A Tashkent court has sent the late Uzbek autocrat Islam Karimov’s disgraced eldest daughter Gulnara Karimova to prison to serve out the remainder of her five-year sentence after she allegedly violated the terms of her house arrest, according to a statement made on March 6 by the Uzbek prosecutor’s office.
Karimova was for years seen by many as her father’s heir until she was discovered to be the central figure in international corruption investigations. Court documents compiled by Swedish prosecutors asserted last year that Karimova used tactics of intimidation to wrest control of a major telecoms operator and turn it into a cash cow that she could draw on at her whim. Leaked US cables on Karimova have labelled her a “robber baron” who sees herself as “above the law” labelling her as “the single most hated person in the country”. Four years ago, shortly after the bribery probe was launched, Karimova disappeared from the public eye and was placed under house arrest.
While still in favour, Karimova, 46, presented herself as a high-profile businesswoman, diplomat, fashion designer, and pop singer. She vanished from public view in 2014 after a reported dispute with her father, who ruled Uzbekistan with an iron fist for 27 years until late 2016, when, after his death, he was succeeded by Shavkat Mirziyoyev who has been opening up the country.
Karimova’s daughter Iman posted several blurry photos on her Instagram account on March 5 that supposedly showed Karimova being taken away by Uzbek law enforcement agents from her home. Iman’s Instagram account said in a separate post that agents had arrived at the apartment at 7pm local time and dragged Karimova out after threatening her.
Little information about Karimova's status and health condition has been released by the Uzbek authorities since July 2017 when the prosecutor’s office revealed she had been sentenced in 2015 to five years of “restricted freedom” for embezzlement, extortion and tax evasion.
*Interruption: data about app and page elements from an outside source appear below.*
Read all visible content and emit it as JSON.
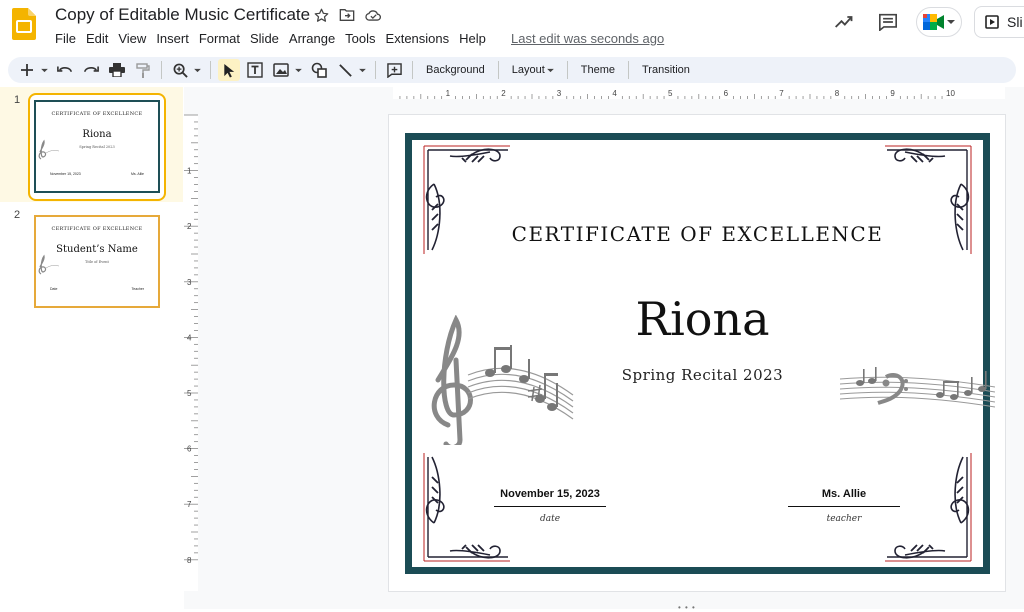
{
  "app": {
    "doc_title": "Copy of Editable Music Certificate",
    "last_edit": "Last edit was seconds ago",
    "slideshow_label": "Sli"
  },
  "menu": [
    "File",
    "Edit",
    "View",
    "Insert",
    "Format",
    "Slide",
    "Arrange",
    "Tools",
    "Extensions",
    "Help"
  ],
  "toolbar": {
    "background_label": "Background",
    "layout_label": "Layout",
    "theme_label": "Theme",
    "transition_label": "Transition"
  },
  "ruler": {
    "top_ticks": [
      "1",
      "2",
      "3",
      "4",
      "5",
      "6",
      "7",
      "8",
      "9",
      "10"
    ],
    "left_ticks": [
      "1",
      "2",
      "3",
      "4",
      "5",
      "6",
      "7",
      "8"
    ]
  },
  "slides": [
    {
      "number": "1",
      "heading": "CERTIFICATE OF EXCELLENCE",
      "name": "Riona",
      "subtitle": "Spring Recital 2023",
      "date": "November 15, 2023",
      "teacher": "Ms. Allie"
    },
    {
      "number": "2",
      "heading": "CERTIFICATE OF EXCELLENCE",
      "name": "Student’s Name",
      "subtitle": "Title of Event",
      "date": "Date",
      "teacher": "Teacher"
    }
  ],
  "certificate": {
    "heading": "CERTIFICATE OF EXCELLENCE",
    "name": "Riona",
    "subtitle": "Spring Recital 2023",
    "date_value": "November 15, 2023",
    "date_label": "date",
    "teacher_value": "Ms. Allie",
    "teacher_label": "teacher"
  },
  "colors": {
    "frame": "#1b4c55",
    "frame_gold": "#e6a93a",
    "selection": "#f4b400",
    "toolbar_bg": "#eef2f9"
  },
  "icons": [
    "slides-logo-icon",
    "star-icon",
    "move-to-folder-icon",
    "cloud-saved-icon",
    "activity-trend-icon",
    "comment-icon",
    "meet-icon",
    "present-icon"
  ]
}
Some rumours suggested that she was dead while other information suggested that she was already detained in a prison located outside Tashkent.
'Only alive thanks to computer files'
Her, son, Islam Karimov Jr. has claimed that his mother only remains alive thanks to computer files she removed from Uzbekistan prior to her detention that hold compromising materials on senior members of the government. That allegation chimes with her lawyer Gregoire Mangeat’s insistence in June this year that her security was not guaranteed, despite her being in good health.
Following Karimova’s removal from her residence, her lawyer reposted Iman’s photos on his Twitter account and wrote that “she was taken to an unknown place,”
“The Uzbek authorities continue to exert psychological and physical pressure on her to force her to withdraw her appeals and abandon all her rights and property in Switzerland,” Mangeat said. “We, her defence counsels, denounce these totally arbitrary methods. For several months now, we have been unsuccessfully asking the Office of the Attorney General in Switzerland to commit an expert to establish the absence of the rule of law in Uzbekistan,” he added.
In December 2017, Karimova was added by the US to a list of 52 government-linked people from ex-Soviet countries subject to financial and travel restrictions that fall under the Magnitsky Act.
The Karimova-tied corruption probe led Swedish telecom carrier Telia to announce plans in 2016 to exit Eurasian markets and refocus on growing its core Nordic operations following years of investigations. The company has almost finalised its exit from these markets with only its Moldovan business left to sell.